Strengthening DHIS2 Data Visualizations: DHIS2-to-Power BI connector
This article was written by Rodrigo Gramajo and originally published on the DHIS2 Community site.
The DHIS2-to-PowerBI Connector was funding through Digital Square’s Notice B.
Recently, the use of DHIS2 by several Ministries of Health, global health and development organizations to collect, manage and visualize routine program data has reached a new level of sophistication, with many countries using DHIS2 at national scale on several health areas and with increased data granularity. This has required more sophisticated and robust data use for adaptive program management, and data users are demanding more advanced analytics capabilities beyond DHIS2’s core functionality. In addition, organizations maintain databases housed in other formats such as Excel, Access, ODK/Kobo/ONA, SQL, Sharepoint, Salesforce, and others. As a result, there is demand for more robust data analytics platforms that enable data mashups from the variety of sources where data are stored as well as more advanced visualization features.
One of the many popular business intelligence (BI) tools used by organizations is Microsoft PowerBI which enables the design of interactive visualizations that can be used to create reports, dashboards and custom visualizations. It also provides a desktop-based interface known as “PowerBI Desktop” which offers data warehouse capabilities such as data preparation, data discovery and interactive dashboards. The use of PowerBI for visualizing DHIS2 data is increasing amongst global health and development organizations, however, users often require support to more efficiently exchange data between DHIS2 and Power BI. Currently, many users perform a manual and time-consuming data exchange process, exporting and importing clean, aggregate data from DHIS2 into PowerBI, rather than utilizing DHIS2’s API.
In order to respond to the needs of data users, thanks to funding from Digital Square, BAO Systems in partnership with Population Services International (PSI) developed the DHIS2-to-PowerBI Connector as a user-friendly utility designed to enable users to more seamlessly:
Connect to DHIS2 via user authentication
Get data from DHIS2 for querying
Create an optimal data model and shape data for robust analytics in PowerBI
Refresh the data model with the latest DHIS2 data
The custom connector leverages the Power BI Connector SDK to retrieve core data from DHIS2 using DHIS2 web API methods. These data are transformed by the connector into a preliminary data model optimized for Power BI, which can then be further tailored to meet data analysis needs. By integrating seamlessly into the “Get Data” function in Power BI Desktop, the data connector makes it easy for users to query, shape and mashup DHIS2 data to build custom reports and interactive dashboards.
The connector allows import of: Organisation Unit metadata (basic attributes including Lat/Long), Data Element metadata (core attributes), Data Element Values (numeric values associated with Data Element between Start/End Date range for OU Levels specified by the PBI data modeler), Dynamic Dimensions like Categories, Attributes, Category Option Group Sets, Organisation Unit Group Sets and Data Element Group Sets, a Date table (dynamically generated by the Connector), and a Periods table (a dynamically generated ‘join’ table to facilitate connecting Dates with Data Element Values).

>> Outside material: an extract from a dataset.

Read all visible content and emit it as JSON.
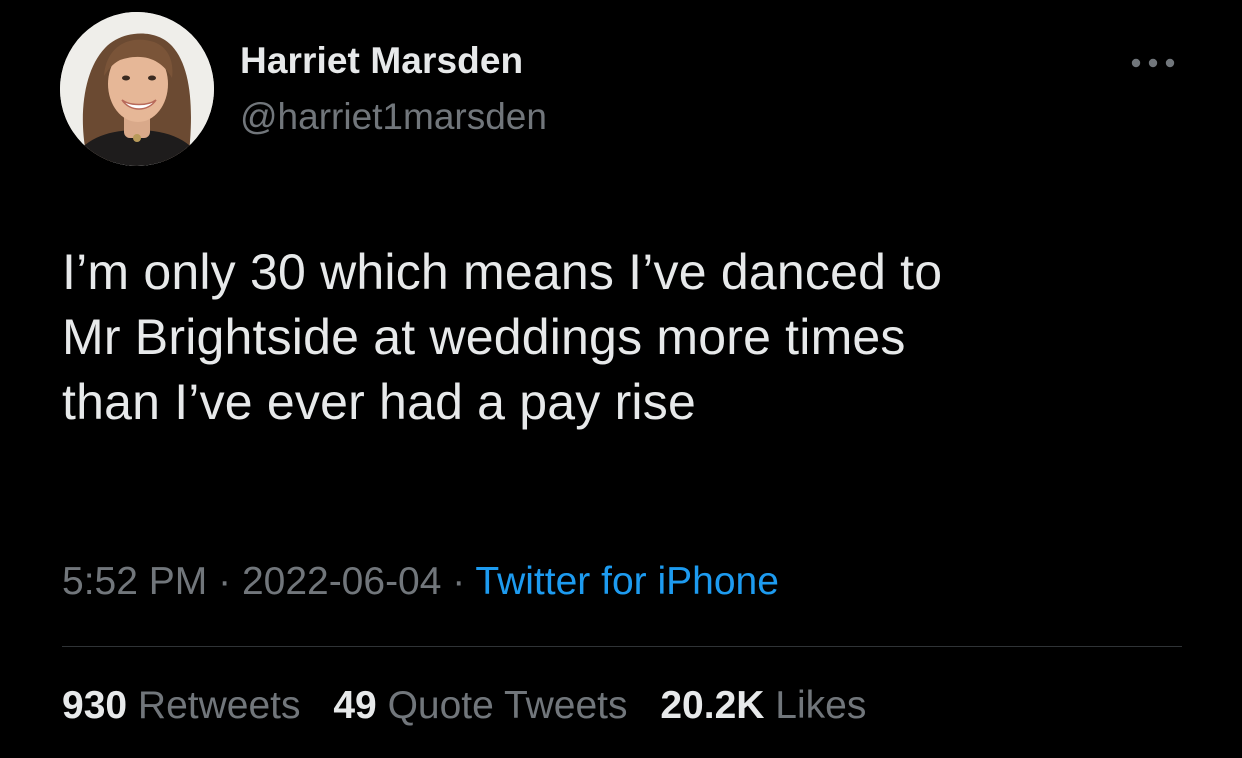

The connector currently functions with DHIS2 versions 2.29, 2.30, 2.31, 2.32 (API versions 29, 30, 31, and 32 respectively). The connector has a known incompatibility with DHIS2 version 2.28 and has not been tested with versions prior. The connector imports data element values in the DHIS2 Aggregate data model and it does not currently import Indicators, Events, and Tracker models, however, these features are on the connector’s roadmap for future development efforts.
Once users install the DHIS2 Custom Connector on Power BI Desktop, they can easily import the desired data through an interactive interface by providing log-in details to the desired DHIS2 instance and selecting the metadata and data they want to import. Once the user’s credentials are authenticated, a Navigation box will pop up, displaying the various DHIS2 tables available to import, including:
Dimensions: multiple tables representing category option combinations and attribute option combinations,
Data Element Values: the values associated with each individual data element,
Data Elements: all data elements available in the DHIS2 instance selected,
After data import, users can work on the desired data model and clean and manipulate data leveraging analytics capabilities of Power BI, including importing Relationship type and Org unit hierarchies. When need be, it is also possible to refresh data to sync newly available data from the DHIS2 instance selected and update the data model in Power BI accordingly.
Please try it, use it and provide us with feedback so we can make this tool more useful and widely available within the DHIS2 community. We look forward to hearing from you all!